Midnight black fur brushed Willow's leg as he walked right beside her as she went to her seat.
Just as she plopped down in her seat, the bell sounded. It was the last bell of the day.
Willow grabbed Midnight's harness. Her lungs were feeling tired and heavy.
As they walked, side by side her dog pulled her forward gently, lessing the strain on her lungs.
Willow pushed open the doors of her school. Now, she was outside. She was hit with air that was slightly cool. The temperature was in the 60's. Comfortable. The sky was overcast-- a single shade of grey. The sky was questionable if it was going to rain or not. Willow doubted it. No rain was forecasted for today.
She and her dog made her way to the buses. As they walked, they wove through little knots of students. Some were on the beidge pebble entryway that the American flag and doors were on. Some were on the green lawn-- talking and laughing or hanging out waiting for a ride. Anything that was a yard and a half away, were a blob of color.
In the mass of students, Willow spotted something. Or, at lest she thought she could see something that could be a bit off. The two blurry figures looked a but unuseal. Both were wearing black. On blob of a head had a strip of brown, the secont had long, blond hair.
This was the only thing that Willow could make out--just figures and color. No specific details.
Willow knew what to do in an unfamiliar situation.
"Midnight? Go say "Hi."
The dog trotted up to the figures. His tail wagged.
"Hi sweet dog," it was the blond figure.
"Hi, boy," it was the person with brown hair.
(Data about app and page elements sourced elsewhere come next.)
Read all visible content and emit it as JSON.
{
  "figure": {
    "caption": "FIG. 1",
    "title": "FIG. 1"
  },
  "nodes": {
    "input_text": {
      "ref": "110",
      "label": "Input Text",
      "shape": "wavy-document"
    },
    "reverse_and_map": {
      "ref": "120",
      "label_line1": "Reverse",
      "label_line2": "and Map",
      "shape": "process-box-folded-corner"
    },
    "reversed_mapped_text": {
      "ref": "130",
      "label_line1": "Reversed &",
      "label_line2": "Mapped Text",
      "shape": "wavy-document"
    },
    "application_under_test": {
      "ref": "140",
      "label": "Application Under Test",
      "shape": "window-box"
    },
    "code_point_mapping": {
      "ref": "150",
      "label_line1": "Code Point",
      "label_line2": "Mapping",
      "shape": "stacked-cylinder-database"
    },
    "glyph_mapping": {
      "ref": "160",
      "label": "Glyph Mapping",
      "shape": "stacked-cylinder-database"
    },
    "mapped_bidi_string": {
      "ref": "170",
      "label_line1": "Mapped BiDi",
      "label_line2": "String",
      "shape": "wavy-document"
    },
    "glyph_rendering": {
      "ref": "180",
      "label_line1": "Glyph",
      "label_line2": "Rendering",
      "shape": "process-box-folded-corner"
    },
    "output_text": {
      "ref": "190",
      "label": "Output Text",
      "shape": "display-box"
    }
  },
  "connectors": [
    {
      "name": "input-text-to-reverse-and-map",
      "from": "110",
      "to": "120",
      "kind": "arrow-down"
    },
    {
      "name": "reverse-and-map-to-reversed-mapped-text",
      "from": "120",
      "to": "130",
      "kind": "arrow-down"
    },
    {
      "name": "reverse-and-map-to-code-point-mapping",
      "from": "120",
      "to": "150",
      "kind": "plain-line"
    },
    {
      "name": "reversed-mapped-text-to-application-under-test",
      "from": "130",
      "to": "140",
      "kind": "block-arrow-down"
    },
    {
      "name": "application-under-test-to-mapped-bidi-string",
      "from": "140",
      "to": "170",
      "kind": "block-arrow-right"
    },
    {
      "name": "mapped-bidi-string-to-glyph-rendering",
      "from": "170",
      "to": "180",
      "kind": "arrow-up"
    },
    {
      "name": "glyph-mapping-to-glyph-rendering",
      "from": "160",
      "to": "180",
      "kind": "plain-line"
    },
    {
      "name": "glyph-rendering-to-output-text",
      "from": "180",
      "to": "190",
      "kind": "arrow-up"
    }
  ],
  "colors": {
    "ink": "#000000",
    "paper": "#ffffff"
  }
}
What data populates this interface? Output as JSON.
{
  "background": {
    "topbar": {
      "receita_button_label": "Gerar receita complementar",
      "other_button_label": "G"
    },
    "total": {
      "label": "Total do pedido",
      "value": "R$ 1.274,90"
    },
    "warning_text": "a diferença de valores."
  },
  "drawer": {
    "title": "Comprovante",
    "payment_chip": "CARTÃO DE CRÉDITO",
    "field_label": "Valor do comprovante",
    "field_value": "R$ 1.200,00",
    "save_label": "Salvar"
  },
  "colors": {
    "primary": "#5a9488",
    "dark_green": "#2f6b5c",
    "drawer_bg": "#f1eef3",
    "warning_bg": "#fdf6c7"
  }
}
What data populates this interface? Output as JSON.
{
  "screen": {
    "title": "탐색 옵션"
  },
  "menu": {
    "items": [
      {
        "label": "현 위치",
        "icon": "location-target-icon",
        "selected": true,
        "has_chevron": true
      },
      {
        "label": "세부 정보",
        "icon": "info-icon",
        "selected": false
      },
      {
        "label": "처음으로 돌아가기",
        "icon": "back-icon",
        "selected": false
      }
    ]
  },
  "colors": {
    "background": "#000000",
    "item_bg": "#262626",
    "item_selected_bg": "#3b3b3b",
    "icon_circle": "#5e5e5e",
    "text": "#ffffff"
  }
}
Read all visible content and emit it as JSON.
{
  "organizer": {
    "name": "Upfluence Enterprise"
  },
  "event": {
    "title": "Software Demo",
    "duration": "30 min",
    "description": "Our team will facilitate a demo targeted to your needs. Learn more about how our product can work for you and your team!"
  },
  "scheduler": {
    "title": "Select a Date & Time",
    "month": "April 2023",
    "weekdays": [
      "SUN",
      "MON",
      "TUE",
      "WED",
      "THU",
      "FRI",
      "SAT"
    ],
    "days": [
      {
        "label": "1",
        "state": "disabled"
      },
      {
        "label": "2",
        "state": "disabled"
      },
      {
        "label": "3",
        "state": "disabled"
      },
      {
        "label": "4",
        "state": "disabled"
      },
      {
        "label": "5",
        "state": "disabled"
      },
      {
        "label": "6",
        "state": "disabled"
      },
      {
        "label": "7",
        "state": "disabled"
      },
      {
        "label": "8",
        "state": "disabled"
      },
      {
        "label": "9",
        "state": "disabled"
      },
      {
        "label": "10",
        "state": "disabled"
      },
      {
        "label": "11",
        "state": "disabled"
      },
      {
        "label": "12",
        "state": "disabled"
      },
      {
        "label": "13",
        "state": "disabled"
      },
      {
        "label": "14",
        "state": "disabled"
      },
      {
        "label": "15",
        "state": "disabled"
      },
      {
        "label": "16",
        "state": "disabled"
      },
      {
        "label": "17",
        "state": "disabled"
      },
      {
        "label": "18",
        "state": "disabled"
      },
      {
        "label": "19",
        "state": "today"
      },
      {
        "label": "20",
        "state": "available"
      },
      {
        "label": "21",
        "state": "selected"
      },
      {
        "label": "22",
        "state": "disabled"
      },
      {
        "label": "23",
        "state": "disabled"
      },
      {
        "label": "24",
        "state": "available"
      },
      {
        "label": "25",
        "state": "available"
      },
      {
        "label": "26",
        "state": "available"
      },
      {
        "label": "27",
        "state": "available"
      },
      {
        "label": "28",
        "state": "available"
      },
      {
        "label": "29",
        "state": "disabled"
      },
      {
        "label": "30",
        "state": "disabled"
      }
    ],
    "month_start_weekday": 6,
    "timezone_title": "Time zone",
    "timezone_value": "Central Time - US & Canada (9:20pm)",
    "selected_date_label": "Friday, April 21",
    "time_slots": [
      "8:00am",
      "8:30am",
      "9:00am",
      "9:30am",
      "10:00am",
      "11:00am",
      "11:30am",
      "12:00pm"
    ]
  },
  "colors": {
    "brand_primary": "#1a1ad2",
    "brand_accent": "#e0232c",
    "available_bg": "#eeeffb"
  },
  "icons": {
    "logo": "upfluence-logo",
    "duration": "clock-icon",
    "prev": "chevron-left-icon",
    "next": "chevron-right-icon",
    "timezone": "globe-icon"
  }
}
He reached down and pet the dog's head.
The two figures seemed friendly.
The dog obayed. She and her companion got on the bus. Midnight took up a spot under the red, leather seat. Willow sat in the seat and leaned forward to speak to her companion.
"What did you see, boy?" Willow said to a relaxed Midnight. His head lay on the dirty ground. He sighed. Then he began to pant. "Anyhow, you can tell me at home."
Willow stared out the window as the bus rolled out of the school parking lot.
Hmmm, I wonder who they were?